▸ **Problem**
Would you output all the data exactly as it stands?

▸ **The records**
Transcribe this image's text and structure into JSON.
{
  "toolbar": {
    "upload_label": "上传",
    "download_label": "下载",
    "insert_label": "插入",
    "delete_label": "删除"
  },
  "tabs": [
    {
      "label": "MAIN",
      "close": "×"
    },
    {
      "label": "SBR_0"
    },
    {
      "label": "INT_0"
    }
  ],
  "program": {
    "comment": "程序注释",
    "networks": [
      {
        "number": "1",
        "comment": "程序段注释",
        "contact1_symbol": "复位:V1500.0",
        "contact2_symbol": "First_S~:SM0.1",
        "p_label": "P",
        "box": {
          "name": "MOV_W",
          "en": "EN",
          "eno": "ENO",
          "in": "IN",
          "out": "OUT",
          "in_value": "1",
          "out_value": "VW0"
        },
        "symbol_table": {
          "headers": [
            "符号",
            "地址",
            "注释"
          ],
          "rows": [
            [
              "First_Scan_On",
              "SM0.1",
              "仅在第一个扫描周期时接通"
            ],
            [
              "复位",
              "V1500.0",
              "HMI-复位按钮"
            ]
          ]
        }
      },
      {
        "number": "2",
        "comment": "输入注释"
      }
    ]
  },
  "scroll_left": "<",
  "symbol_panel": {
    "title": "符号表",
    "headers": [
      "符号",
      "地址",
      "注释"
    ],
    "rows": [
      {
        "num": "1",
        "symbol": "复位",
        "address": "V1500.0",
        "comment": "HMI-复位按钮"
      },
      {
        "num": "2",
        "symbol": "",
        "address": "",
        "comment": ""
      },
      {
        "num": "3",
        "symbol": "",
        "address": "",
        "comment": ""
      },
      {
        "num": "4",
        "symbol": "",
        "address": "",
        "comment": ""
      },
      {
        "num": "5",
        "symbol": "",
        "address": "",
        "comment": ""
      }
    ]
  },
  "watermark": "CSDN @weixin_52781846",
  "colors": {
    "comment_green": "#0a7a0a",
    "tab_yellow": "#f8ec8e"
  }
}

▸ **Solution to this exercise**
Transcribe this image's text and structure into JSON.
{
  "toolbar": {
    "upload_label": "上传",
    "download_label": "下载",
    "insert_label": "插入",
    "delete_label": "删除"
  },
  "tabs": [
    {
      "label": "MAIN",
      "close": "×"
    },
    {
      "label": "SBR_0"
    },
    {
      "label": "INT_0"
    }
  ],
  "program": {
    "comment": "程序注释",
    "networks": [
      {
        "number": "1",
        "comment": "程序段注释",
        "contact1_symbol": "复位:V1500.0",
        "contact2_symbol": "First_S~:SM0.1",
        "p_label": "P",
        "box": {
          "name": "MOV_W",
          "en": "EN",
          "eno": "ENO",
          "in": "IN",
          "out": "OUT",
          "in_value": "1",
          "out_value": "VW0"
        },
        "symbol_table": {
          "headers": [
            "符号",
            "地址",
            "注释"
          ],
          "rows": [
            [
              "First_Scan_On",
              "SM0.1",
              "仅在第一个扫描周期时接通"
            ],
            [
              "复位",
              "V1500.0",
              "HMI-复位按钮"
            ]
          ]
        }
      },
      {
        "number": "2",
        "comment": "输入注释"
      }
    ]
  },
  "scroll_left": "<",
  "symbol_panel": {
    "title": "符号表",
    "headers": [
      "符号",
      "地址",
      "注释"
    ],
    "rows": [
      {
        "num": "1",
        "symbol": "复位",
        "address": "V1500.0",
        "comment": "HMI-复位按钮"
      },
      {
        "num": "2",
        "symbol": "",
        "address": "",
        "comment": ""
      },
      {
        "num": "3",
        "symbol": "",
        "address": "",
        "comment": ""
      },
      {
        "num": "4",
        "symbol": "",
        "address": "",
        "comment": ""
      },
      {
        "num": "5",
        "symbol": "",
        "address": "",
        "comment": ""
      }
    ]
  },
  "watermark": "CSDN @weixin_52781846",
  "colors": {
    "comment_green": "#0a7a0a",
    "tab_yellow": "#f8ec8e"
  }
}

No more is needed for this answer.